Start at the top line and retype the data exactly through to the end.

_ _ _

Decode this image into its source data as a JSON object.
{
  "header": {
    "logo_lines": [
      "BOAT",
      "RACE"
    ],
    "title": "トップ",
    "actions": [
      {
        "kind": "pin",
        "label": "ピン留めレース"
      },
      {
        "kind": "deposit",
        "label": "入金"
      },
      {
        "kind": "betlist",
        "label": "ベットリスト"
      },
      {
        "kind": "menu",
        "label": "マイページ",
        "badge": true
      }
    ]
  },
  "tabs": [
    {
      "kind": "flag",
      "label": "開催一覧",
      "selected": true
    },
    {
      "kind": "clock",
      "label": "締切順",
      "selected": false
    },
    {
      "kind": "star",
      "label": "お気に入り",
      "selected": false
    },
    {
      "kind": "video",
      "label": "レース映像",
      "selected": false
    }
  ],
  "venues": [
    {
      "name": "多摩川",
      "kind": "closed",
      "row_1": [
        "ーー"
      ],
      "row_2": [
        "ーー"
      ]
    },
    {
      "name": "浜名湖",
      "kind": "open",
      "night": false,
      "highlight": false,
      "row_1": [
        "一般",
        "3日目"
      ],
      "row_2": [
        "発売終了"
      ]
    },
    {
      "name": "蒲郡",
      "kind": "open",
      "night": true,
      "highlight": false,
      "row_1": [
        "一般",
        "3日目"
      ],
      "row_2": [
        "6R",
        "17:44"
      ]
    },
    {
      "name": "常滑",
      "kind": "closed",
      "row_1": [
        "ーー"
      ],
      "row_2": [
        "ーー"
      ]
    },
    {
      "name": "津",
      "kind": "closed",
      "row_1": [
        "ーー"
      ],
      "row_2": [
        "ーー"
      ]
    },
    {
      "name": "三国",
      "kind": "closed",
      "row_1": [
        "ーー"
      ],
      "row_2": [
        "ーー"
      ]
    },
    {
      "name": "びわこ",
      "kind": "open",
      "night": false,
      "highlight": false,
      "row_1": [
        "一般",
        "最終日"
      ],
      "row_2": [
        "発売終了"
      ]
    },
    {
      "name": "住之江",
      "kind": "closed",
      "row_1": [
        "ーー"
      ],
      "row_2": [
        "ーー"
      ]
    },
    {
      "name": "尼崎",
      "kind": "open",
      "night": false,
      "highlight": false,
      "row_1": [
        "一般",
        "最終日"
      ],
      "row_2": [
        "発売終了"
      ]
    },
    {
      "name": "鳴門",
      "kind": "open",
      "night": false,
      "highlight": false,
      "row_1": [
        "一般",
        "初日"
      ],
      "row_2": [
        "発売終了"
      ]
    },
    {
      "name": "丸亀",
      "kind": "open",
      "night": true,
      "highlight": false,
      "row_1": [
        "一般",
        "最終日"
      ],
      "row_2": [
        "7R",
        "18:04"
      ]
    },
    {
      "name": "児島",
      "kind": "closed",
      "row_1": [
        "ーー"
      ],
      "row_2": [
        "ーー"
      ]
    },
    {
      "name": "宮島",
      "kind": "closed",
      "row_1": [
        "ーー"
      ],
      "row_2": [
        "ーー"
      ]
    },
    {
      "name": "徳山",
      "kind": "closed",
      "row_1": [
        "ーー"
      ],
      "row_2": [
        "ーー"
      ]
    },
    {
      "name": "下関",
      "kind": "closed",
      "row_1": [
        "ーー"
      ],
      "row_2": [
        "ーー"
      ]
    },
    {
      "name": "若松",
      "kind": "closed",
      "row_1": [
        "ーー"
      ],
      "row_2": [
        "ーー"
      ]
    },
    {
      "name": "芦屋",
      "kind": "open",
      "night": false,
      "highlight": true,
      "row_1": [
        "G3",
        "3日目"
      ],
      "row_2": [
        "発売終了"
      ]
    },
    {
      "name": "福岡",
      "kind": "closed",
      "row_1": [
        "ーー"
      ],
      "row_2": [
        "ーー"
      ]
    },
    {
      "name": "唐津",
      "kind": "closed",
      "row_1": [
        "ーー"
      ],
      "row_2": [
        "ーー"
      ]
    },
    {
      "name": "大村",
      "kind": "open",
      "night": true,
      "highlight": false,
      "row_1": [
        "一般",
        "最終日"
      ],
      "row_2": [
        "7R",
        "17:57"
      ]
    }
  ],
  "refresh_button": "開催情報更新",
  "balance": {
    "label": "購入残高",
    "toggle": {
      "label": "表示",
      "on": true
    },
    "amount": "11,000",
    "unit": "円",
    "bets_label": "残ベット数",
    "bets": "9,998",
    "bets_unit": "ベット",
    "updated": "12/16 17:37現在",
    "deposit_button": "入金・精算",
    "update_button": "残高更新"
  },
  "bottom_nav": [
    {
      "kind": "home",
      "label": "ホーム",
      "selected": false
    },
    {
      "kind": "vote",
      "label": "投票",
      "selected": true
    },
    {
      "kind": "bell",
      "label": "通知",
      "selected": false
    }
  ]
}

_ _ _

** Output for this exercise **
Decode this image into its source data as a JSON object.
{
  "header": {
    "logo_lines": [
      "BOAT",
      "RACE"
    ],
    "title": "トップ",
    "actions": [
      {
        "kind": "pin",
        "label": "ピン留めレース"
      },
      {
        "kind": "deposit",
        "label": "入金"
      },
      {
        "kind": "betlist",
        "label": "ベットリスト"
      },
      {
        "kind": "menu",
        "label": "マイページ",
        "badge": true
      }
    ]
  },
  "tabs": [
    {
      "kind": "flag",
      "label": "開催一覧",
      "selected": true
    },
    {
      "kind": "clock",
      "label": "締切順",
      "selected": false
    },
    {
      "kind": "star",
      "label": "お気に入り",
      "selected": false
    },
    {
      "kind": "video",
      "label": "レース映像",
      "selected": false
    }
  ],
  "venues": [
    {
      "name": "多摩川",
      "kind": "closed",
      "row_1": [
        "ーー"
      ],
      "row_2": [
        "ーー"
      ]
    },
    {
      "name": "浜名湖",
      "kind": "open",
      "night": false,
      "highlight": false,
      "row_1": [
        "一般",
        "3日目"
      ],
      "row_2": [
        "発売終了"
      ]
    },
    {
      "name": "蒲郡",
      "kind": "open",
      "night": true,
      "highlight": false,
      "row_1": [
        "一般",
        "3日目"
      ],
      "row_2": [
        "6R",
        "17:44"
      ]
    },
    {
      "name": "常滑",
      "kind": "closed",
      "row_1": [
        "ーー"
      ],
      "row_2": [
        "ーー"
      ]
    },
    {
      "name": "津",
      "kind": "closed",
      "row_1": [
        "ーー"
      ],
      "row_2": [
        "ーー"
      ]
    },
    {
      "name": "三国",
      "kind": "closed",
      "row_1": [
        "ーー"
      ],
      "row_2": [
        "ーー"
      ]
    },
    {
      "name": "びわこ",
      "kind": "open",
      "night": false,
      "highlight": false,
      "row_1": [
        "一般",
        "最終日"
      ],
      "row_2": [
        "発売終了"
      ]
    },
    {
      "name": "住之江",
      "kind": "closed",
      "row_1": [
        "ーー"
      ],
      "row_2": [
        "ーー"
      ]
    },
    {
      "name": "尼崎",
      "kind": "open",
      "night": false,
      "highlight": false,
      "row_1": [
        "一般",
        "最終日"
      ],
      "row_2": [
        "発売終了"
      ]
    },
    {
      "name": "鳴門",
      "kind": "open",
      "night": false,
      "highlight": false,
      "row_1": [
        "一般",
        "初日"
      ],
      "row_2": [
        "発売終了"
      ]
    },
    {
      "name": "丸亀",
      "kind": "open",
      "night": true,
      "highlight": false,
      "row_1": [
        "一般",
        "最終日"
      ],
      "row_2": [
        "7R",
        "18:04"
      ]
    },
    {
      "name": "児島",
      "kind": "closed",
      "row_1": [
        "ーー"
      ],
      "row_2": [
        "ーー"
      ]
    },
    {
      "name": "宮島",
      "kind": "closed",
      "row_1": [
        "ーー"
      ],
      "row_2": [
        "ーー"
      ]
    },
    {
      "name": "徳山",
      "kind": "closed",
      "row_1": [
        "ーー"
      ],
      "row_2": [
        "ーー"
      ]
    },
    {
      "name": "下関",
      "kind": "closed",
      "row_1": [
        "ーー"
      ],
      "row_2": [
        "ーー"
      ]
    },
    {
      "name": "若松",
      "kind": "closed",
      "row_1": [
        "ーー"
      ],
      "row_2": [
        "ーー"
      ]
    },
    {
      "name": "芦屋",
      "kind": "open",
      "night": false,
      "highlight": true,
      "row_1": [
        "G3",
        "3日目"
      ],
      "row_2": [
        "発売終了"
      ]
    },
    {
      "name": "福岡",
      "kind": "closed",
      "row_1": [
        "ーー"
      ],
      "row_2": [
        "ーー"
      ]
    },
    {
      "name": "唐津",
      "kind": "closed",
      "row_1": [
        "ーー"
      ],
      "row_2": [
        "ーー"
      ]
    },
    {
      "name": "大村",
      "kind": "open",
      "night": true,
      "highlight": false,
      "row_1": [
        "一般",
        "最終日"
      ],
      "row_2": [
        "7R",
        "17:57"
      ]
    }
  ],
  "refresh_button": "開催情報更新",
  "balance": {
    "label": "購入残高",
    "toggle": {
      "label": "表示",
      "on": true
    },
    "amount": "11,000",
    "unit": "円",
    "bets_label": "残ベット数",
    "bets": "9,998",
    "bets_unit": "ベット",
    "updated": "12/16 17:37現在",
    "deposit_button": "入金・精算",
    "update_button": "残高更新"
  },
  "bottom_nav": [
    {
      "kind": "home",
      "label": "ホーム",
      "selected": false
    },
    {
      "kind": "vote",
      "label": "投票",
      "selected": true
    },
    {
      "kind": "bell",
      "label": "通知",
      "selected": false
    }
  ]
}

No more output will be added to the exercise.